S  4,  6;  Cc  i,  3-8:  character  S  20, 
3;  Cc  2,  1-3;   5,   2;   9,    3;    "•   5; 
Ge  7,  4-6 ;  SA  9,  i :  received  title 
of  Caesar   S  10,  3 ;    14,  3 ;    16,  3  : 
received  name  Antoninus  S  10,  3- 
6;  PN8,  5;  Cci.i;  Gei,4;  OM 
3,  4 ;  D  6,  8 ;  SA  IO,  5  :   received 
imperial  insignia  from  Senate  S  14, 
3  :  married  daughter  of  Plautianus 
S  14,  8  :  made  consul  S  14,  10;  16, 
8  :  acclaimed  colleague  of  Severus 
S  16,  3 ;  Ge  5,  3  :  received  triumph 
over  Jews    S   16,   7 :    attempt    of 
soldiers  to  make  emperor  S  18,  9- 
ii ;    Cc   ii,   3-4:    omen  given   by 
statue  of  S  22,  3  :  sent  greetings  to 
Albinus  CA  7,  4 :  Severus  planned 
to  make  joint  ruler  with  Geta  S  20, 
1-2 ;  23,  3-6 ;  CA  3,  5 ;  7,  2 ;  Cc  2, 
7;  Ge  I,  3-7;  6,  i  :  caused  Severus 
to    be  deified    S  19,  4 :   murdered 
Geta  S  20,  3  ;   21,  7  ;   23,  7  ;    Cc  2, 

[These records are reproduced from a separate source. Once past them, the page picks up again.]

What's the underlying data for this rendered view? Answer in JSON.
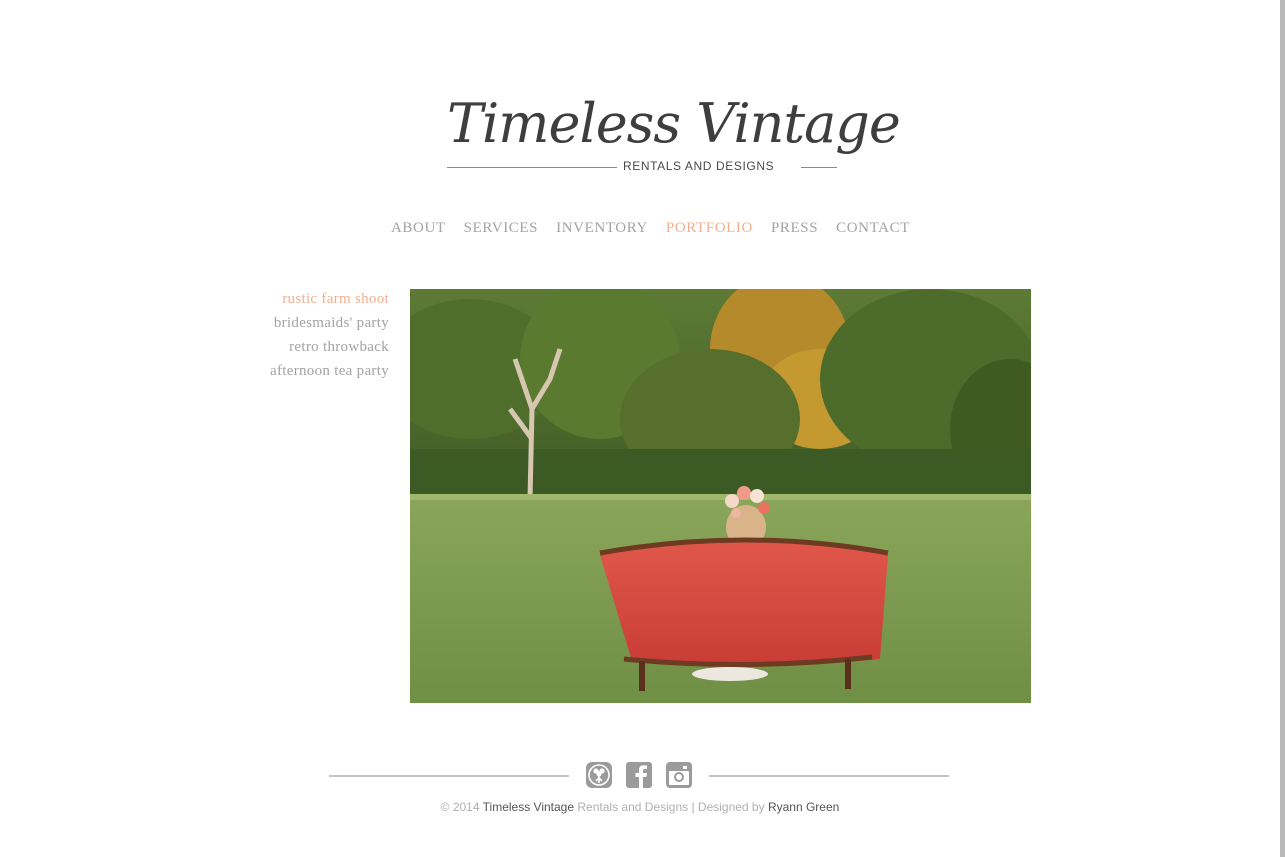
{
  "logo": {
    "script": "Timeless Vintage",
    "subtitle": "RENTALS AND DESIGNS"
  },
  "nav": {
    "items": [
      {
        "label": "ABOUT"
      },
      {
        "label": "SERVICES"
      },
      {
        "label": "INVENTORY"
      },
      {
        "label": "PORTFOLIO",
        "active": true
      },
      {
        "label": "PRESS"
      },
      {
        "label": "CONTACT"
      }
    ]
  },
  "portfolio": {
    "items": [
      {
        "label": "rustic farm shoot",
        "active": true
      },
      {
        "label": "bridesmaids' party"
      },
      {
        "label": "retro throwback"
      },
      {
        "label": "afternoon tea party"
      }
    ]
  },
  "social": {
    "icons": [
      "bouquet-icon",
      "facebook-icon",
      "instagram-icon"
    ]
  },
  "footer": {
    "copyright_prefix": "© 2014 ",
    "brand": "Timeless Vintage",
    "brand_suffix": " Rentals and Designs | Designed by ",
    "designer": "Ryann Green"
  },
  "colors": {
    "accent": "#f0b090",
    "nav_text": "#a3a3a3",
    "logo_text": "#3e3e3e"
  }
}
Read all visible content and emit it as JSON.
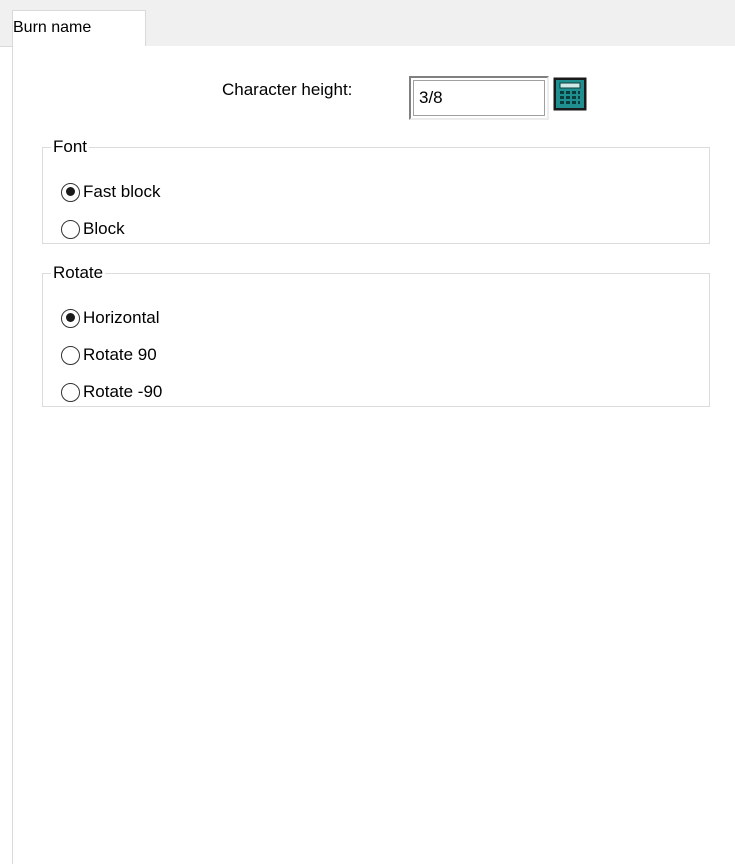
{
  "tab": {
    "label": "Burn name"
  },
  "character_height": {
    "label": "Character height:",
    "value": "3/8",
    "calculator_icon": "calculator-icon"
  },
  "font_group": {
    "title": "Font",
    "options": [
      {
        "label": "Fast block",
        "checked": true
      },
      {
        "label": "Block",
        "checked": false
      }
    ]
  },
  "rotate_group": {
    "title": "Rotate",
    "options": [
      {
        "label": "Horizontal",
        "checked": true
      },
      {
        "label": "Rotate 90",
        "checked": false
      },
      {
        "label": "Rotate -90",
        "checked": false
      }
    ]
  },
  "colors": {
    "tab_strip_bg": "#f0f0f0",
    "calculator_teal": "#1f8f8f"
  }
}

4-6 ;  8,  5  ;  10,  4-6 ;  Ge  2,  8  ;  6,  i  : 
asked  Papinian  to  have  murder  of 
Geta  excused  Cc8,  5-6  :  opposed  by 

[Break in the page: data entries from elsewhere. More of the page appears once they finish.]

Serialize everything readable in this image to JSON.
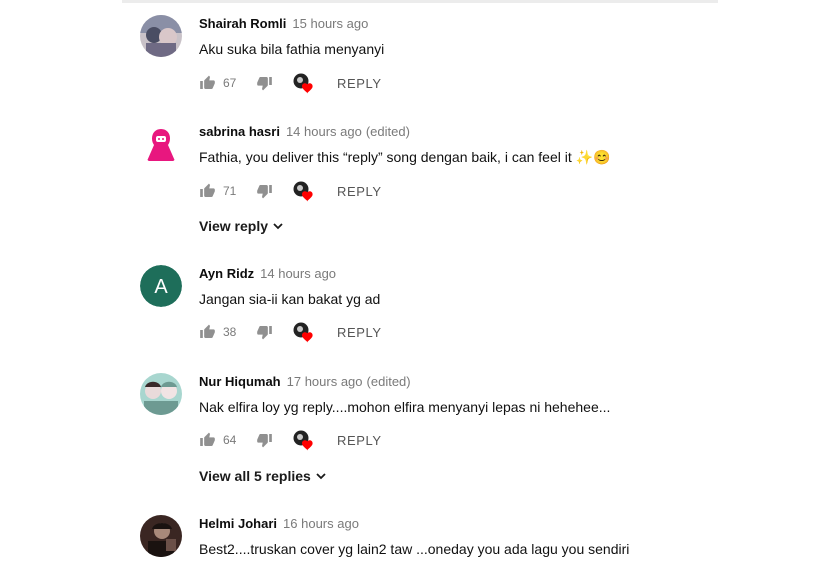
{
  "comments": [
    {
      "author": "Shairah Romli",
      "time": "15 hours ago",
      "edited": "",
      "text": "Aku suka bila fathia menyanyi",
      "likes": "67",
      "reply_label": "REPLY",
      "avatar": {
        "type": "photo",
        "colors": [
          "#8a8fa6",
          "#d9c7c9",
          "#4a4d63"
        ]
      }
    },
    {
      "author": "sabrina hasri",
      "time": "14 hours ago",
      "edited": "(edited)",
      "text": "Fathia, you deliver this “reply” song dengan baik, i can feel it ✨😊",
      "likes": "71",
      "reply_label": "REPLY",
      "view_replies": "View reply",
      "avatar": {
        "type": "hijab-figure",
        "colors": [
          "#e8177f",
          "#ffffff"
        ]
      }
    },
    {
      "author": "Ayn Ridz",
      "time": "14 hours ago",
      "edited": "",
      "text": "Jangan sia-ii kan bakat yg ad",
      "likes": "38",
      "reply_label": "REPLY",
      "avatar": {
        "type": "letter",
        "letter": "A",
        "colors": [
          "#1e6e5a",
          "#ffffff"
        ]
      }
    },
    {
      "author": "Nur Hiqumah",
      "time": "17 hours ago",
      "edited": "(edited)",
      "text": "Nak elfira loy yg reply....mohon elfira menyanyi lepas ni hehehee...",
      "likes": "64",
      "reply_label": "REPLY",
      "view_replies": "View all 5 replies",
      "avatar": {
        "type": "photo",
        "colors": [
          "#a8d6cf",
          "#e9dada",
          "#6d9a92"
        ]
      }
    },
    {
      "author": "Helmi Johari",
      "time": "16 hours ago",
      "edited": "",
      "text": "Best2....truskan cover yg lain2 taw ...oneday you ada lagu you sendiri",
      "avatar": {
        "type": "photo",
        "colors": [
          "#3a2622",
          "#a8897a",
          "#1a1210"
        ]
      }
    }
  ],
  "icons": {
    "like": "thumb-up-icon",
    "dislike": "thumb-down-icon",
    "creator_heart": "creator-heart-icon",
    "expand": "chevron-down-icon"
  },
  "colors": {
    "icon_gray": "#909090",
    "heart_red": "#ff0000",
    "meta_gray": "#7a7a7a"
  }
}
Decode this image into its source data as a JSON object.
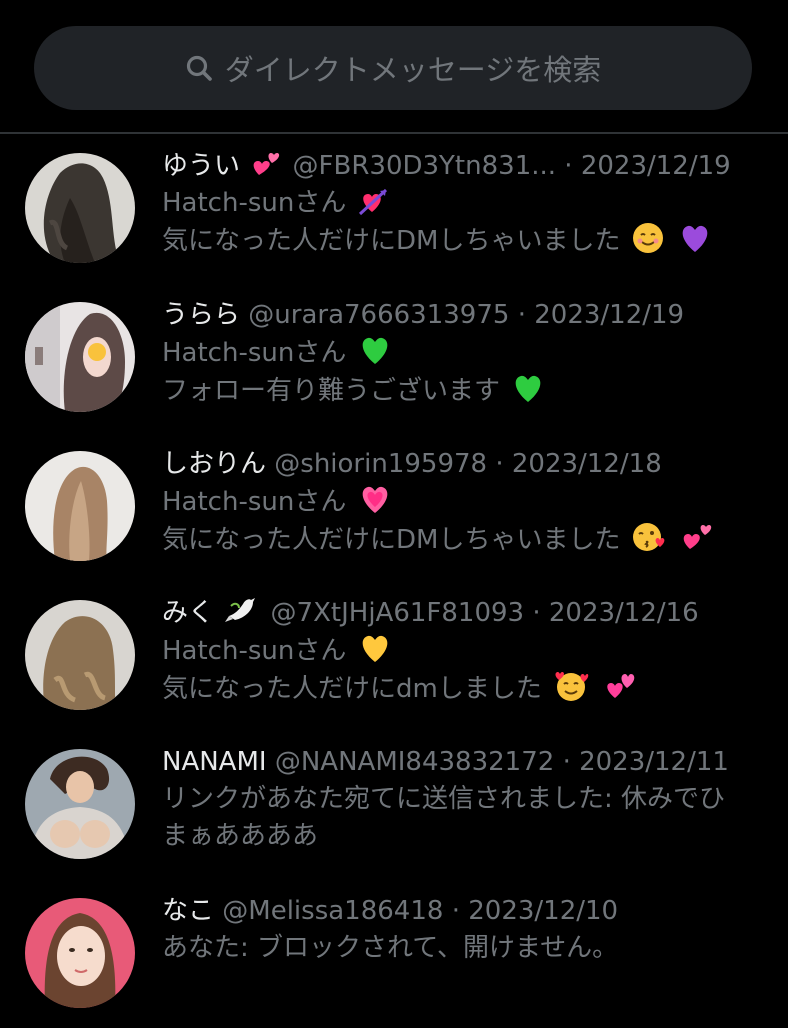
{
  "search": {
    "placeholder": "ダイレクトメッセージを検索",
    "icon": "search-icon"
  },
  "conversations": [
    {
      "name": "ゆうい",
      "name_emoji": "revolving-hearts",
      "handle": "@FBR30D3Ytn831...",
      "date": "· 2023/12/19",
      "line1": "Hatch-sunさん",
      "line1_emoji": "heart-with-arrow",
      "line2": "気になった人だけにDMしちゃいました",
      "line2_emojis": [
        "smiling-face",
        "purple-heart"
      ]
    },
    {
      "name": "うらら",
      "name_emoji": "",
      "handle": "@urara7666313975",
      "date": "· 2023/12/19",
      "line1": "Hatch-sunさん",
      "line1_emoji": "green-heart",
      "line2": "フォロー有り難うございます",
      "line2_emojis": [
        "green-heart"
      ]
    },
    {
      "name": "しおりん",
      "name_emoji": "",
      "handle": "@shiorin195978",
      "date": "· 2023/12/18",
      "line1": "Hatch-sunさん",
      "line1_emoji": "growing-heart",
      "line2": "気になった人だけにDMしちゃいました",
      "line2_emojis": [
        "kissing-face",
        "revolving-hearts"
      ]
    },
    {
      "name": "みく",
      "name_emoji": "dove",
      "handle": "@7XtJHjA61F81093",
      "date": "· 2023/12/16",
      "line1": "Hatch-sunさん",
      "line1_emoji": "yellow-heart",
      "line2": "気になった人だけにdmしました",
      "line2_emojis": [
        "smiling-face-with-hearts",
        "two-hearts"
      ]
    },
    {
      "name": "NANAMI",
      "name_emoji": "",
      "handle": "@NANAMI843832172",
      "date": "· 2023/12/11",
      "line1": "リンクがあなた宛てに送信されました: 休みでひ",
      "line1_emoji": "",
      "line2": "まぁああああ",
      "line2_emojis": []
    },
    {
      "name": "なこ",
      "name_emoji": "",
      "handle": "@Melissa186418",
      "date": "· 2023/12/10",
      "line1": "あなた: ブロックされて、開けません。",
      "line1_emoji": "",
      "line2": "",
      "line2_emojis": []
    }
  ]
}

soldiers  at  Alba  Cc  2, 7-8 ;  Ge  6,  i  -2 : 
donatives  to  soldiers,  Cc  2,  8  ;  Ge  6, 
2  :    appearance   before   senate  and 

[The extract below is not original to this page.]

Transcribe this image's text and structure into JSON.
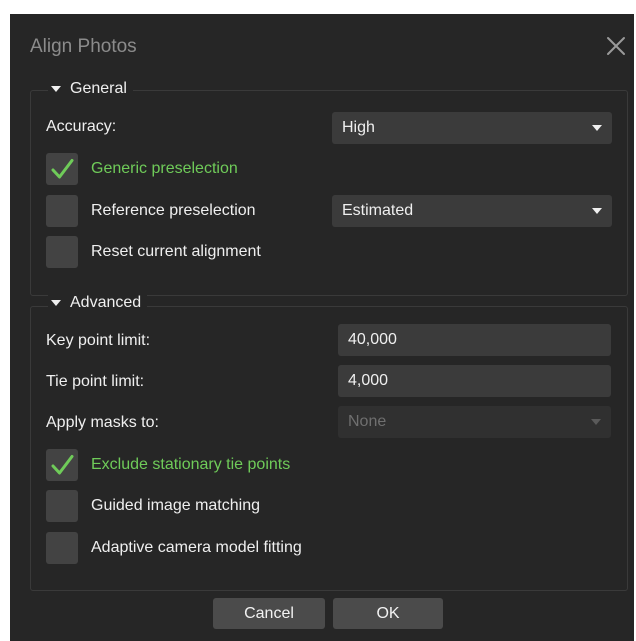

first  acts    of  rule   Cc  2,  9 — 3,  2 : 
murders  S  21,  8;  Cc3,  3—4,  9;  5,  i  ; 
8,  i.  4.  8 ;  Ge  6,  3-6 ;  7, 6  :  arrogance 
Cc4,io:  acts  of  cruelty  and  oppres- 
sion 821,9;  Cc  5,  3.  7;  Ge4,  2.  5  : 
hated  S  21,  11 ;  Cc  5,  2 ;  9,  3  ;  OM 
2,   3-4;    7,   1-3:    journey   through 
Gaul,    Raetia,    Dacia,    Thrace    to 
Asia  Cc  5,  1-8:   cognomina  Cc  5, 
5-6 ;  6,  5  ;  10,  5-6 ;  Ge  6,  6  :  love  of 
hunting    Cc    5,    9 :     war    against 
Parthians    Cc   6,  1-6 :    cruelty  at 
Alexandria  Cc  6,  2-3 :    murdered 
Cc  6,  6—7,  2 ;  8,  9 ;  OM  2,  i.  5 ;  3, 
8;  4,7-8;  D  i,  i;  E  2,  3 ;  M  4,  4 : 
length  of  life  and  rule   Cc  9,  i : 
public  works  S  21,  11-12  ;  Cc  9,  4- 
9;  E  17,  8-9;  gifts  to  populace  S 
21,  i ;  Cc  9,  7-8 ;  OM  5,  3  :  interest 
in  cult  of  Isis  Cc  9,  10-11  :  burial 


Caracalla — continued. 

Cc  9,  12 :  deification  and  other 
honours  Cc  n,  5-6;  OM  5,  1-3; 

6,  8 ;